LEJOG Day 48 – Innerleithen to Gorebridge 20.03 miles. Cumulative 869.01miles

With a stormy night forecast we decided to upgrade our tent pitch to a camping pod. It was a wise decision as it came in very wet and windy by mid evening. We are banned from visiting Innerleithen in future as we always bring bad weather, when we visited in 2016 there was a thunderstorm that flooded the town.

After the storm had passed a sunny start to the day, but still quite breezy. The breeze turned into a strong wind at altitude.

For the last three days we had followed a similar route to when we did JOGLE, so it was good to strike out in a new direction.

We set out to follow NCN route 1 again, as marked on the map, however after less than 2 miles we found a sign advising it re-started in 13 miles, because of a busy road. However, the cycle route did continue as the Coast and Castles Route from Edinburgh to Newcastle. As it happened the road wasn’t that busy, we probably saw more planes going in to land at Edinburgh Airport than cars on the road.
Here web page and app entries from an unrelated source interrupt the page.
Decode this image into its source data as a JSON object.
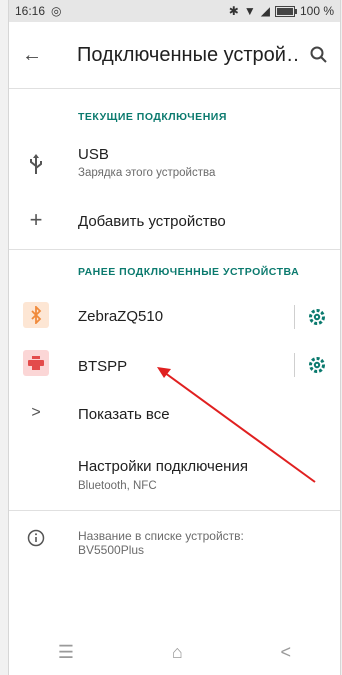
{
  "status": {
    "time": "16:16",
    "battery": "100 %",
    "battery_level": 1.0
  },
  "appbar": {
    "title": "Подключенные устрой…"
  },
  "sections": {
    "current": "ТЕКУЩИЕ ПОДКЛЮЧЕНИЯ",
    "previous": "РАНЕЕ ПОДКЛЮЧЕННЫЕ УСТРОЙСТВА"
  },
  "usb": {
    "title": "USB",
    "subtitle": "Зарядка этого устройства"
  },
  "add_device": {
    "label": "Добавить устройство"
  },
  "devices": [
    {
      "name": "ZebraZQ510"
    },
    {
      "name": "BTSPP"
    }
  ],
  "show_all": {
    "label": "Показать все"
  },
  "conn_settings": {
    "title": "Настройки подключения",
    "subtitle": "Bluetooth, NFC"
  },
  "info": {
    "line1": "Название в списке устройств:",
    "line2": "BV5500Plus"
  },
  "colors": {
    "accent": "#0b7a6e",
    "arrow": "#e02020",
    "bt_bg": "#fde6d4",
    "printer_bg": "#fbd6d6"
  }
}
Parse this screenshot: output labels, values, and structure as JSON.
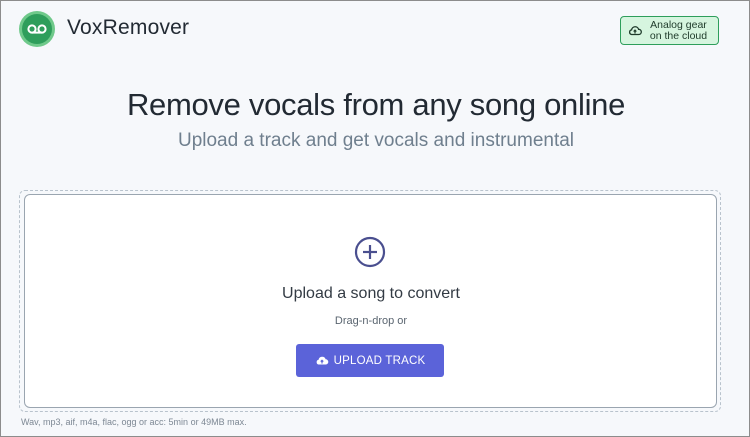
{
  "header": {
    "brand": "VoxRemover",
    "logo_icon": "cassette-icon",
    "cloud_button": {
      "icon": "cloud-upload-icon",
      "line1": "Analog gear",
      "line2": "on the cloud"
    }
  },
  "hero": {
    "title": "Remove vocals from any song online",
    "subtitle": "Upload a track and get vocals and instrumental"
  },
  "upload": {
    "icon": "plus-circle-icon",
    "heading": "Upload a song to convert",
    "drag_text": "Drag-n-drop or",
    "button_icon": "cloud-upload-icon",
    "button_label": "UPLOAD TRACK",
    "footnote": "Wav, mp3, aif, m4a, flac, ogg or acc: 5min or 49MB max."
  },
  "colors": {
    "accent": "#5b63d9",
    "brand_green": "#2e9e5b",
    "cloud_button_bg": "#d6f5df"
  }
}
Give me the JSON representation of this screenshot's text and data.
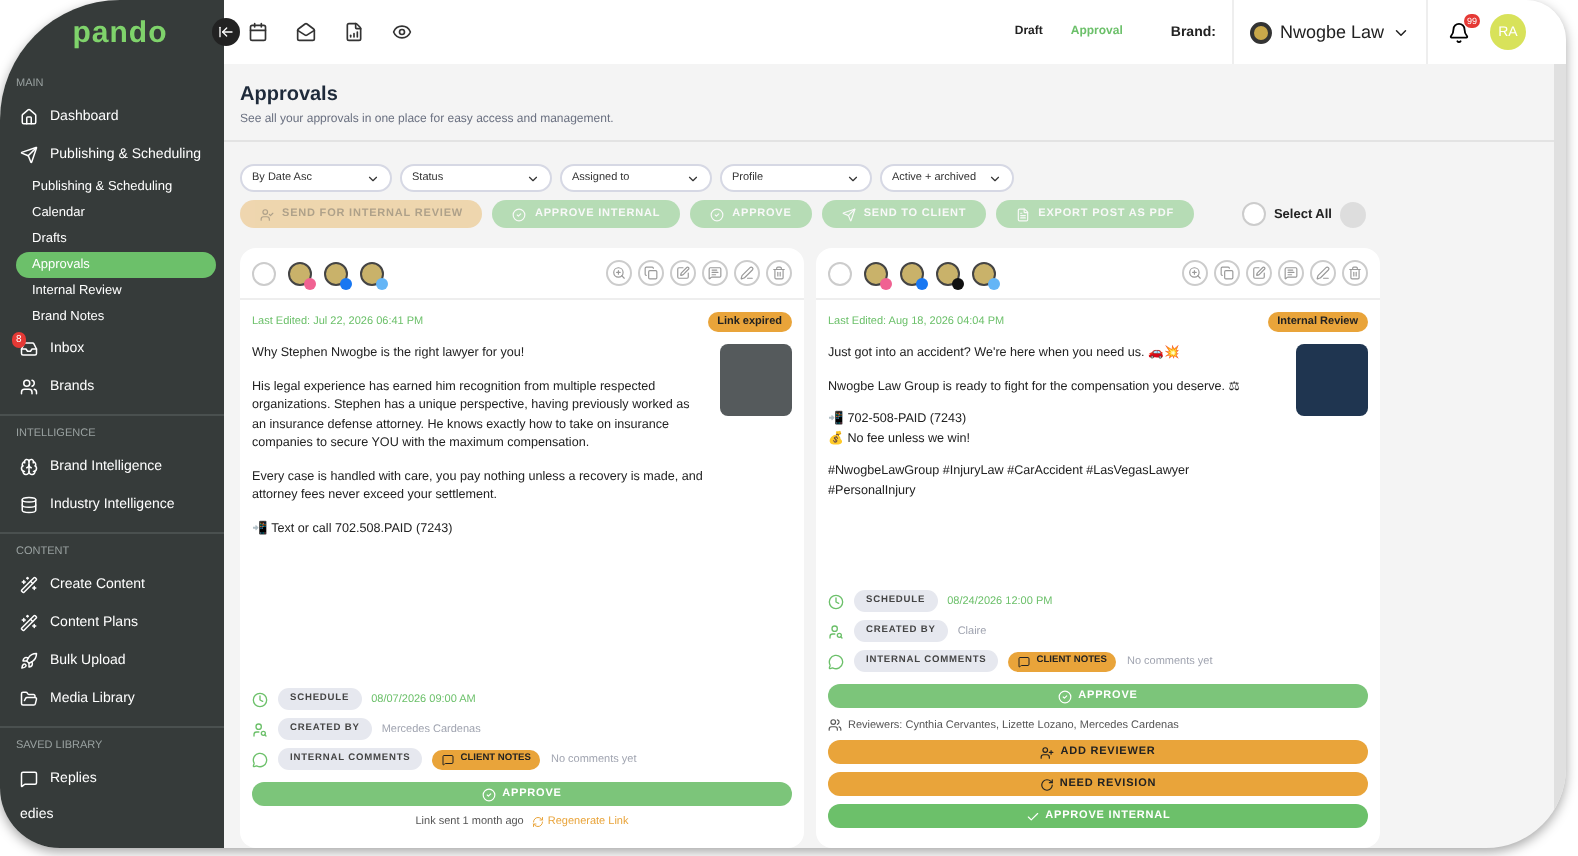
{
  "sidebar": {
    "logo": "pando",
    "sections": [
      {
        "heading": "MAIN",
        "items": [
          {
            "label": "Dashboard",
            "selected": false
          },
          {
            "label": "Publishing & Scheduling",
            "selected": false,
            "children": [
              {
                "label": "Publishing & Scheduling",
                "selected": false
              },
              {
                "label": "Calendar",
                "selected": false
              },
              {
                "label": "Drafts",
                "selected": false
              },
              {
                "label": "Approvals",
                "selected": true
              },
              {
                "label": "Internal Review",
                "selected": false
              },
              {
                "label": "Brand Notes",
                "selected": false
              }
            ]
          },
          {
            "label": "Inbox",
            "selected": false,
            "badge": "8"
          },
          {
            "label": "Brands",
            "selected": false
          }
        ]
      },
      {
        "heading": "INTELLIGENCE",
        "items": [
          {
            "label": "Brand Intelligence",
            "selected": false
          },
          {
            "label": "Industry Intelligence",
            "selected": false
          }
        ]
      },
      {
        "heading": "CONTENT",
        "items": [
          {
            "label": "Create Content",
            "selected": false
          },
          {
            "label": "Content Plans",
            "selected": false
          },
          {
            "label": "Bulk Upload",
            "selected": false
          },
          {
            "label": "Media Library",
            "selected": false
          }
        ]
      },
      {
        "heading": "SAVED LIBRARY",
        "items": [
          {
            "label": "Replies",
            "selected": false
          },
          {
            "label": "edies",
            "selected": false
          }
        ]
      }
    ]
  },
  "topbar": {
    "tabs": [
      {
        "label": "Draft",
        "selected": false
      },
      {
        "label": "Approval",
        "selected": true
      }
    ],
    "brand_label": "Brand:",
    "brand_name": "Nwogbe Law",
    "notifications": "99",
    "avatar": "RA"
  },
  "page": {
    "title": "Approvals",
    "subtitle": "See all your approvals in one place for easy access and management.",
    "filters": [
      {
        "label": "By Date Asc"
      },
      {
        "label": "Status"
      },
      {
        "label": "Assigned to"
      },
      {
        "label": "Profile"
      },
      {
        "label": "Active + archived"
      }
    ],
    "actions": [
      {
        "label": "SEND FOR INTERNAL REVIEW",
        "kind": "review",
        "disabled": true
      },
      {
        "label": "APPROVE INTERNAL",
        "kind": "approve",
        "disabled": true
      },
      {
        "label": "APPROVE",
        "kind": "approve",
        "disabled": true
      },
      {
        "label": "SEND TO CLIENT",
        "kind": "send",
        "disabled": true
      },
      {
        "label": "EXPORT POST AS PDF",
        "kind": "pdf",
        "disabled": true
      }
    ],
    "select_all": {
      "label": "Select All",
      "checked": false
    }
  },
  "cards": [
    {
      "checked": false,
      "platforms": [
        {
          "kind": "instagram"
        },
        {
          "kind": "facebook"
        },
        {
          "kind": "linkedin"
        }
      ],
      "last_edited": "Last Edited: Jul 22, 2026 06:41 PM",
      "status": "Link expired",
      "text": [
        "Why Stephen Nwogbe is the right lawyer for you!",
        "His legal experience has earned him recognition from multiple respected organizations. Stephen has a unique perspective, having previously worked as an insurance defense attorney. He knows exactly how to take on insurance companies to secure YOU with the maximum compensation.",
        "Every case is handled with care, you pay nothing unless a recovery is made, and attorney fees never exceed your settlement.",
        "📲 Text or call 702.508.PAID (7243)"
      ],
      "schedule_label": "SCHEDULE",
      "schedule": "08/07/2026 09:00 AM",
      "created_label": "CREATED BY",
      "created_by": "Mercedes Cardenas",
      "internal_label": "INTERNAL COMMENTS",
      "notes_label": "CLIENT NOTES",
      "comments": "No comments yet",
      "buttons": [
        {
          "label": "APPROVE",
          "kind": "approve"
        }
      ],
      "link_sent": "Link sent 1 month ago",
      "regenerate": "Regenerate Link"
    },
    {
      "checked": false,
      "platforms": [
        {
          "kind": "instagram"
        },
        {
          "kind": "facebook"
        },
        {
          "kind": "x"
        },
        {
          "kind": "linkedin"
        }
      ],
      "last_edited": "Last Edited: Aug 18, 2026 04:04 PM",
      "status": "Internal Review",
      "text": [
        "Just got into an accident? We're here when you need us. 🚗💥",
        "Nwogbe Law Group is ready to fight for the compensation you deserve. ⚖",
        "📲 702-508-PAID (7243)\n💰 No fee unless we win!",
        "#NwogbeLawGroup #InjuryLaw #CarAccident #LasVegasLawyer #PersonalInjury"
      ],
      "schedule_label": "SCHEDULE",
      "schedule": "08/24/2026 12:00 PM",
      "created_label": "CREATED BY",
      "created_by": "Claire",
      "internal_label": "INTERNAL COMMENTS",
      "notes_label": "CLIENT NOTES",
      "comments": "No comments yet",
      "buttons": [
        {
          "label": "APPROVE",
          "kind": "approve"
        },
        {
          "label": "Reviewers: Cynthia Cervantes, Lizette Lozano, Mercedes Cardenas",
          "kind": "reviewers"
        },
        {
          "label": "ADD REVIEWER",
          "kind": "reviewer"
        },
        {
          "label": "NEED REVISION",
          "kind": "revision"
        },
        {
          "label": "APPROVE INTERNAL",
          "kind": "internal"
        }
      ]
    }
  ]
}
The road climbed steadily up a wide valley for most of the morning, passing through a golf course and stunning scenery. We found a sheltered spot for lunch just before reaching the head of the valley. shortly after re-starting the view opened up ahead to the Firth of Forth with Arthur’s Seat in Edinburgh in the distance. We left the Scottish Borders and entered county number 15, Midlothian.
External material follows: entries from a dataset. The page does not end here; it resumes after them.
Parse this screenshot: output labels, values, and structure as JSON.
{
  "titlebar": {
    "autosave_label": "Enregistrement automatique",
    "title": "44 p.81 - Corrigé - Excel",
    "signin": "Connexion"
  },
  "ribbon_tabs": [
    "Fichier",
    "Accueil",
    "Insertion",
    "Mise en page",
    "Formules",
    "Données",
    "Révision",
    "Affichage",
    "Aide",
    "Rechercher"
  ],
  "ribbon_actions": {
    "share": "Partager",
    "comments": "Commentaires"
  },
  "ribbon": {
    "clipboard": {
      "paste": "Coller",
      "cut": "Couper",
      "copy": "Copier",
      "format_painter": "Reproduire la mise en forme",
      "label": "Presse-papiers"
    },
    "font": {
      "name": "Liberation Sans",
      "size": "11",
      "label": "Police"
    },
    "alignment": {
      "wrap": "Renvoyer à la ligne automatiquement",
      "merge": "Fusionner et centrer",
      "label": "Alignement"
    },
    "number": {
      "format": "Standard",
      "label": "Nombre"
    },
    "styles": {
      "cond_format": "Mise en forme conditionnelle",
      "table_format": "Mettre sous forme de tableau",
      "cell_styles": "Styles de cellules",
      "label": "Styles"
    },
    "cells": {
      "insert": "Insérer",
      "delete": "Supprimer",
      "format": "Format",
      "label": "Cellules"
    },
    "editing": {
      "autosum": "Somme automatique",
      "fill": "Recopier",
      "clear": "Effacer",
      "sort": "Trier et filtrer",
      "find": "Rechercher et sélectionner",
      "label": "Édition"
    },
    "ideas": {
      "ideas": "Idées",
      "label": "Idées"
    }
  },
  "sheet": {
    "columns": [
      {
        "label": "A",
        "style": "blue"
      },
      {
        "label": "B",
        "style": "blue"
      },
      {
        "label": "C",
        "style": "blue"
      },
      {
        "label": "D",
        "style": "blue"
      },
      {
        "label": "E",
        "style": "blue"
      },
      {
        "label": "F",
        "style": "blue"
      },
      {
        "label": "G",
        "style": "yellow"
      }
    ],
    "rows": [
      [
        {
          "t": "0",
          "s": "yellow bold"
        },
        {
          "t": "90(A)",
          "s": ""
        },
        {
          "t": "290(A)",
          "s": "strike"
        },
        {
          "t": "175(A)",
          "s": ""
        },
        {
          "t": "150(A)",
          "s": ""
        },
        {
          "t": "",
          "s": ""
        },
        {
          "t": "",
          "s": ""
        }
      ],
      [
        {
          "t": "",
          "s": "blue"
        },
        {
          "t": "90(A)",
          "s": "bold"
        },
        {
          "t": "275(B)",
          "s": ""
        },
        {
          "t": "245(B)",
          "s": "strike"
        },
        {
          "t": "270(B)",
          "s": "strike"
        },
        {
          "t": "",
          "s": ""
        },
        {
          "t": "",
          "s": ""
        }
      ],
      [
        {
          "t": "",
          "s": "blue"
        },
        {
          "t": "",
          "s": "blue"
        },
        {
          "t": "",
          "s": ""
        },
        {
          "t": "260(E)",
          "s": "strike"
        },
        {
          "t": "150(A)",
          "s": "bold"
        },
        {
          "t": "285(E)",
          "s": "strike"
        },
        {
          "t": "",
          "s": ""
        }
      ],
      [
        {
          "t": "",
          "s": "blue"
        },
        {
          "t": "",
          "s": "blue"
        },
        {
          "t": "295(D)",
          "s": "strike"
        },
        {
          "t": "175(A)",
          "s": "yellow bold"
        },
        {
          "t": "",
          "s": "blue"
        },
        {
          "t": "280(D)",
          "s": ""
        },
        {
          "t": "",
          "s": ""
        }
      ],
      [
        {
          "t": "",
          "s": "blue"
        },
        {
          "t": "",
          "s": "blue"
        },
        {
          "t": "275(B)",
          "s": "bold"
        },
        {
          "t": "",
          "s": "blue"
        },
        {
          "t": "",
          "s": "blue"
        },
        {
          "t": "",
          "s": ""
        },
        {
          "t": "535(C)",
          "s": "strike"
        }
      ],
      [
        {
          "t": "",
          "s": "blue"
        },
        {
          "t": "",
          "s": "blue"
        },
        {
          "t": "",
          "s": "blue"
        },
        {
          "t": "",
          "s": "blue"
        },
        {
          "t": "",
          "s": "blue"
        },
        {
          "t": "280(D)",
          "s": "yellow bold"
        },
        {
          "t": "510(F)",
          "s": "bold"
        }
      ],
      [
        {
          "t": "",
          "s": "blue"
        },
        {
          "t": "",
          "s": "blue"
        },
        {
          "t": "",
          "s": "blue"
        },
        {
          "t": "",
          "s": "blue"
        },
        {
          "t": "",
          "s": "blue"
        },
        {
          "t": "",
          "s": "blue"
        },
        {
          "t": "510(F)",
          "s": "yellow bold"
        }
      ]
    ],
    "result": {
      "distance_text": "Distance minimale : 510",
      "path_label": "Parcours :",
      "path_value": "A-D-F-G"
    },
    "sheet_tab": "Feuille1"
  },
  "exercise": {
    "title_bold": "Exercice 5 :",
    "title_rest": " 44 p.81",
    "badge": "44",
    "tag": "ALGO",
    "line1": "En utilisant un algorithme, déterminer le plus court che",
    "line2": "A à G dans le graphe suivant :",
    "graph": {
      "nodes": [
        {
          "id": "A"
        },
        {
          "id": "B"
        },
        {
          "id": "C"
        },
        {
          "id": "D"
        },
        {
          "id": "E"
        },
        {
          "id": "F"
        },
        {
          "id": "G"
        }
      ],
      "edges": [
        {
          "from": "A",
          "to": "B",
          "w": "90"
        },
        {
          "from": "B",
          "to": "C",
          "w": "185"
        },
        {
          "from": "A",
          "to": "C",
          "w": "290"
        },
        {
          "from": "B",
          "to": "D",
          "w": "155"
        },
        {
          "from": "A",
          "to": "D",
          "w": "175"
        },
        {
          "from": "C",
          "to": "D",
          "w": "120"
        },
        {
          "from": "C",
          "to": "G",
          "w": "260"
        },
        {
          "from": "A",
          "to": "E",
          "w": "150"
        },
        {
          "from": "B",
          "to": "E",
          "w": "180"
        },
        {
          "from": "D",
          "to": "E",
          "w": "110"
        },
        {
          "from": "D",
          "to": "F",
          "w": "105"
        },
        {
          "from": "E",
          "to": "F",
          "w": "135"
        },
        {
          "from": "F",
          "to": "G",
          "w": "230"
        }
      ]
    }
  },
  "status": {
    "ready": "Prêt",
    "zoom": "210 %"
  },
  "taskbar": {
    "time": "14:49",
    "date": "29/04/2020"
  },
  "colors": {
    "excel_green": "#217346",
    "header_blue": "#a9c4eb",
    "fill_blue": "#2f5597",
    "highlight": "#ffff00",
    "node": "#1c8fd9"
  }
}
We continued along the cycle route to Gorebridge, where we caught the train to Edinburgh where we are staying for the next three nights. No, we aren’t having a rest we will be catching the train back to Gorebridge in the morning and walking back to our accommodation.

On reaching Edinburgh, our first stop was Cotswold Leisure where Steve bought a new pair of boots. We then made our way to our accommodation at Edinburgh City Suites.
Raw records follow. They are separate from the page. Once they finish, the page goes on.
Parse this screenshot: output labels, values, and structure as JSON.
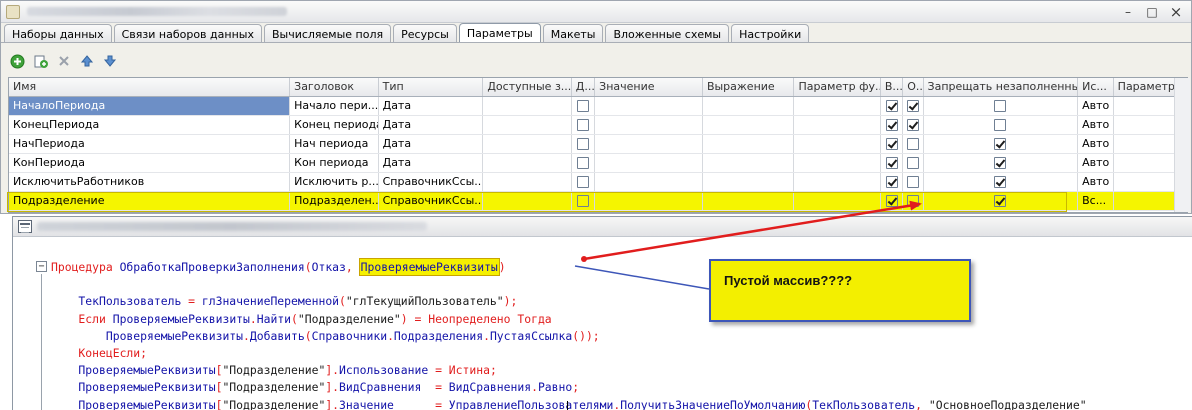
{
  "settings_window": {
    "window_buttons": {
      "minimize": "–",
      "restore": "□",
      "close": "×"
    },
    "tabs": [
      {
        "label": "Наборы данных"
      },
      {
        "label": "Связи наборов данных"
      },
      {
        "label": "Вычисляемые поля"
      },
      {
        "label": "Ресурсы"
      },
      {
        "label": "Параметры",
        "active": true
      },
      {
        "label": "Макеты"
      },
      {
        "label": "Вложенные схемы"
      },
      {
        "label": "Настройки"
      }
    ],
    "toolbar_icons": [
      "add-icon",
      "copy-icon",
      "delete-icon",
      "move-up-icon",
      "move-down-icon"
    ],
    "params_table": {
      "columns": [
        "Имя",
        "Заголовок",
        "Тип",
        "Доступные з...",
        "Д...",
        "Значение",
        "Выражение",
        "Параметр фу...",
        "В...",
        "О...",
        "Запрещать незаполненны...",
        "Ис...",
        "Параметр..."
      ],
      "rows": [
        {
          "name": "НачалоПериода",
          "title": "Начало пери...",
          "type": "Дата",
          "avail": "",
          "d": false,
          "value": "",
          "expr": "",
          "func": "",
          "v": true,
          "o": true,
          "forbid": false,
          "use": "Авто",
          "param": "",
          "selected": true,
          "highlighted": false
        },
        {
          "name": "КонецПериода",
          "title": "Конец периода",
          "type": "Дата",
          "avail": "",
          "d": false,
          "value": "",
          "expr": "",
          "func": "",
          "v": true,
          "o": true,
          "forbid": false,
          "use": "Авто",
          "param": "",
          "selected": false,
          "highlighted": false
        },
        {
          "name": "НачПериода",
          "title": "Нач периода",
          "type": "Дата",
          "avail": "",
          "d": false,
          "value": "",
          "expr": "",
          "func": "",
          "v": true,
          "o": false,
          "forbid": true,
          "use": "Авто",
          "param": "",
          "selected": false,
          "highlighted": false
        },
        {
          "name": "КонПериода",
          "title": "Кон периода",
          "type": "Дата",
          "avail": "",
          "d": false,
          "value": "",
          "expr": "",
          "func": "",
          "v": true,
          "o": false,
          "forbid": true,
          "use": "Авто",
          "param": "",
          "selected": false,
          "highlighted": false
        },
        {
          "name": "ИсключитьРаботников",
          "title": "Исключить р...",
          "type": "СправочникСсы...",
          "avail": "",
          "d": false,
          "value": "",
          "expr": "",
          "func": "",
          "v": true,
          "o": false,
          "forbid": true,
          "use": "Авто",
          "param": "",
          "selected": false,
          "highlighted": false
        },
        {
          "name": "Подразделение",
          "title": "Подразделен...",
          "type": "СправочникСсы...",
          "avail": "",
          "d": false,
          "value": "",
          "expr": "",
          "func": "",
          "v": true,
          "o": false,
          "forbid": true,
          "use": "Вс...",
          "param": "",
          "selected": false,
          "highlighted": true
        }
      ]
    }
  },
  "code_window": {
    "fold_marker": "−",
    "code_lines": [
      {
        "parts": [
          {
            "t": "Процедура ",
            "c": "kw"
          },
          {
            "t": "ОбработкаПроверкиЗаполнения",
            "c": "id"
          },
          {
            "t": "(",
            "c": "sym"
          },
          {
            "t": "Отказ",
            "c": "id"
          },
          {
            "t": ", ",
            "c": "sym"
          },
          {
            "t": "ПроверяемыеРеквизиты",
            "c": "hl"
          },
          {
            "t": ")",
            "c": "sym"
          }
        ]
      },
      {
        "parts": []
      },
      {
        "parts": [
          {
            "t": "    ТекПользователь ",
            "c": "id"
          },
          {
            "t": "= ",
            "c": "sym"
          },
          {
            "t": "глЗначениеПеременной",
            "c": "id"
          },
          {
            "t": "(",
            "c": "sym"
          },
          {
            "t": "\"глТекущийПользователь\"",
            "c": "tx"
          },
          {
            "t": ");",
            "c": "sym"
          }
        ]
      },
      {
        "parts": [
          {
            "t": "    Если ",
            "c": "kw"
          },
          {
            "t": "ПроверяемыеРеквизиты",
            "c": "id"
          },
          {
            "t": ".",
            "c": "sym"
          },
          {
            "t": "Найти",
            "c": "id"
          },
          {
            "t": "(",
            "c": "sym"
          },
          {
            "t": "\"Подразделение\"",
            "c": "tx"
          },
          {
            "t": ") = ",
            "c": "sym"
          },
          {
            "t": "Неопределено Тогда",
            "c": "kw"
          }
        ]
      },
      {
        "parts": [
          {
            "t": "        ПроверяемыеРеквизиты",
            "c": "id"
          },
          {
            "t": ".",
            "c": "sym"
          },
          {
            "t": "Добавить",
            "c": "id"
          },
          {
            "t": "(",
            "c": "sym"
          },
          {
            "t": "Справочники",
            "c": "id"
          },
          {
            "t": ".",
            "c": "sym"
          },
          {
            "t": "Подразделения",
            "c": "id"
          },
          {
            "t": ".",
            "c": "sym"
          },
          {
            "t": "ПустаяСсылка",
            "c": "id"
          },
          {
            "t": "());",
            "c": "sym"
          }
        ]
      },
      {
        "parts": [
          {
            "t": "    КонецЕсли",
            "c": "kw"
          },
          {
            "t": ";",
            "c": "sym"
          }
        ]
      },
      {
        "parts": [
          {
            "t": "    ПроверяемыеРеквизиты",
            "c": "id"
          },
          {
            "t": "[",
            "c": "sym"
          },
          {
            "t": "\"Подразделение\"",
            "c": "tx"
          },
          {
            "t": "].",
            "c": "sym"
          },
          {
            "t": "Использование ",
            "c": "id"
          },
          {
            "t": "= ",
            "c": "sym"
          },
          {
            "t": "Истина",
            "c": "kw"
          },
          {
            "t": ";",
            "c": "sym"
          }
        ]
      },
      {
        "parts": [
          {
            "t": "    ПроверяемыеРеквизиты",
            "c": "id"
          },
          {
            "t": "[",
            "c": "sym"
          },
          {
            "t": "\"Подразделение\"",
            "c": "tx"
          },
          {
            "t": "].",
            "c": "sym"
          },
          {
            "t": "ВидСравнения  ",
            "c": "id"
          },
          {
            "t": "= ",
            "c": "sym"
          },
          {
            "t": "ВидСравнения",
            "c": "id"
          },
          {
            "t": ".",
            "c": "sym"
          },
          {
            "t": "Равно",
            "c": "id"
          },
          {
            "t": ";",
            "c": "sym"
          }
        ]
      },
      {
        "parts": [
          {
            "t": "    ПроверяемыеРеквизиты",
            "c": "id"
          },
          {
            "t": "[",
            "c": "sym"
          },
          {
            "t": "\"Подразделение\"",
            "c": "tx"
          },
          {
            "t": "].",
            "c": "sym"
          },
          {
            "t": "Значение      ",
            "c": "id"
          },
          {
            "t": "= ",
            "c": "sym"
          },
          {
            "t": "УправлениеПользователями",
            "c": "id"
          },
          {
            "t": ".",
            "c": "sym"
          },
          {
            "t": "ПолучитьЗначениеПоУмолчанию",
            "c": "id"
          },
          {
            "t": "(",
            "c": "sym"
          },
          {
            "t": "ТекПользователь",
            "c": "id"
          },
          {
            "t": ", ",
            "c": "sym"
          },
          {
            "t": "\"ОсновноеПодразделение\"",
            "c": "tx"
          }
        ]
      }
    ]
  },
  "annotation": {
    "text": "Пустой массив????",
    "accent": "#e11d1d",
    "callout_fill": "#f3ef00",
    "callout_border": "#3d56b8"
  }
}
Borthwick Castle

LEJOG Day 47 – Melrose to Innerleithen 17.51 miles. Cumulative 848.98 miles

We need to start with a correction in yesterday’s blog, Day 46, Steve incorrectly assumed that Lynn’s pose on the suspension bridge above the River Tweed was intended as yet another demonstration of the size of a Sea Bass she caught in 2007.

Apparently the pose was intended to mimic Kate Winslet’s iconic pose from the film Titanic.

Steve apologises for failing to spot the resemblance.

The heavy rain showers continued overnight so it was good to have a solid roof over our heads and a hearty dinner and cooked breakfast to replenish the calories we are burning.

Our route followed National Cycle Network route 1, a mixture of lanes and tracks. An easy day underfoot, undulating walking following the River Tweed upstream, passing through a lot of Scottish Forestry Commission plantations.

The scenery didn’t disappoint, with spring flowers in full bloom and fantastic views up the valley ahead. We passed a few other walkers, cyclists and runners making the most of the sunshine and largely traffic free route.

We arrived in Innerleithen in time for a late lunch, before checking in at the campsite.